— PROBLEM REQUIREMENTS —
Retype the data that follows line by line, exactly, and leave its pictures out.

[Dataset rows for apps and sites]
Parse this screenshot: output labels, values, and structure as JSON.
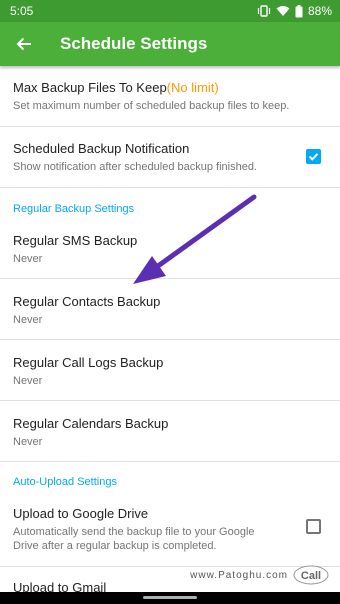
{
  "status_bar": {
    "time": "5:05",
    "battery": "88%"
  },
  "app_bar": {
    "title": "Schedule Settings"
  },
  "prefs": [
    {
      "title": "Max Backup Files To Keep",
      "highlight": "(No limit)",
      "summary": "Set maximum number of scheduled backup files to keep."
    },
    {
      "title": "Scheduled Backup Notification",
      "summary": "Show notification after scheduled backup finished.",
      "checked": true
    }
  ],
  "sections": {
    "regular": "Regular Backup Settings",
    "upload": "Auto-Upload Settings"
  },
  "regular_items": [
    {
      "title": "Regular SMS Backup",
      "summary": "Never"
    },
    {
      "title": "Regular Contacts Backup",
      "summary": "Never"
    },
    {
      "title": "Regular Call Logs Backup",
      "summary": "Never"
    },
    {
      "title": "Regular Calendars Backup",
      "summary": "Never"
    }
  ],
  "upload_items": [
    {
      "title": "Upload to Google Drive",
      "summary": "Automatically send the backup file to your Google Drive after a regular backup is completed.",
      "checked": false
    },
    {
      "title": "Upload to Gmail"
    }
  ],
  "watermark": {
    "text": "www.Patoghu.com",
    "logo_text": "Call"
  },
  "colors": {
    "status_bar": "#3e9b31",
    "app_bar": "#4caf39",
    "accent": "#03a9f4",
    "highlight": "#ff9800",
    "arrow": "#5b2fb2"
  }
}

— TASK SOLUTION —
Parse this screenshot: output labels, values, and structure as JSON.
{
  "status_bar": {
    "time": "5:05",
    "battery": "88%"
  },
  "app_bar": {
    "title": "Schedule Settings"
  },
  "prefs": [
    {
      "title": "Max Backup Files To Keep",
      "highlight": "(No limit)",
      "summary": "Set maximum number of scheduled backup files to keep."
    },
    {
      "title": "Scheduled Backup Notification",
      "summary": "Show notification after scheduled backup finished.",
      "checked": true
    }
  ],
  "sections": {
    "regular": "Regular Backup Settings",
    "upload": "Auto-Upload Settings"
  },
  "regular_items": [
    {
      "title": "Regular SMS Backup",
      "summary": "Never"
    },
    {
      "title": "Regular Contacts Backup",
      "summary": "Never"
    },
    {
      "title": "Regular Call Logs Backup",
      "summary": "Never"
    },
    {
      "title": "Regular Calendars Backup",
      "summary": "Never"
    }
  ],
  "upload_items": [
    {
      "title": "Upload to Google Drive",
      "summary": "Automatically send the backup file to your Google Drive after a regular backup is completed.",
      "checked": false
    },
    {
      "title": "Upload to Gmail"
    }
  ],
  "watermark": {
    "text": "www.Patoghu.com",
    "logo_text": "Call"
  },
  "colors": {
    "status_bar": "#3e9b31",
    "app_bar": "#4caf39",
    "accent": "#03a9f4",
    "highlight": "#ff9800",
    "arrow": "#5b2fb2"
  }
}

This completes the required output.